• [WHAT IS BEING ASKED] The expected answer is a single number, namely how many lines in the data below hold the word "sharepoint".

*** DATA FOR PROCESSING Section Begins ***

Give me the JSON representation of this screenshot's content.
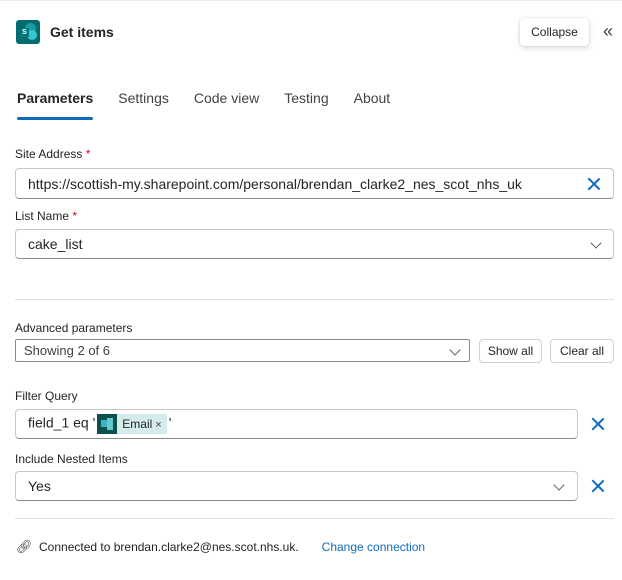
{
  "header": {
    "title": "Get items",
    "app_icon": "sharepoint-icon",
    "tooltip": "Collapse",
    "collapse_icon": "double-chevron-left-icon"
  },
  "tabs": [
    {
      "label": "Parameters",
      "active": true
    },
    {
      "label": "Settings",
      "active": false
    },
    {
      "label": "Code view",
      "active": false
    },
    {
      "label": "Testing",
      "active": false
    },
    {
      "label": "About",
      "active": false
    }
  ],
  "fields": {
    "site_address": {
      "label": "Site Address",
      "required_mark": "*",
      "value": "https://scottish-my.sharepoint.com/personal/brendan_clarke2_nes_scot_nhs_uk",
      "clear_icon": "close-icon"
    },
    "list_name": {
      "label": "List Name",
      "required_mark": "*",
      "value": "cake_list",
      "dropdown_icon": "chevron-down-icon"
    }
  },
  "advanced": {
    "label": "Advanced parameters",
    "value": "Showing 2 of 6",
    "show_all": "Show all",
    "clear_all": "Clear all"
  },
  "filter_query": {
    "label": "Filter Query",
    "prefix": "field_1 eq '",
    "token": {
      "label": "Email",
      "remove": "×",
      "icon": "forms-icon"
    },
    "suffix": "'"
  },
  "nested_items": {
    "label": "Include Nested Items",
    "value": "Yes"
  },
  "footer": {
    "connection_text": "Connected to brendan.clarke2@nes.scot.nhs.uk.",
    "change_connection": "Change connection",
    "icon": "link-icon"
  },
  "colors": {
    "accent": "#0f6cbd",
    "sharepoint": "#036c70",
    "required": "#c50f1f"
  }
}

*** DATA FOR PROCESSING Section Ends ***

• [PROBLEM SOLUTION] 3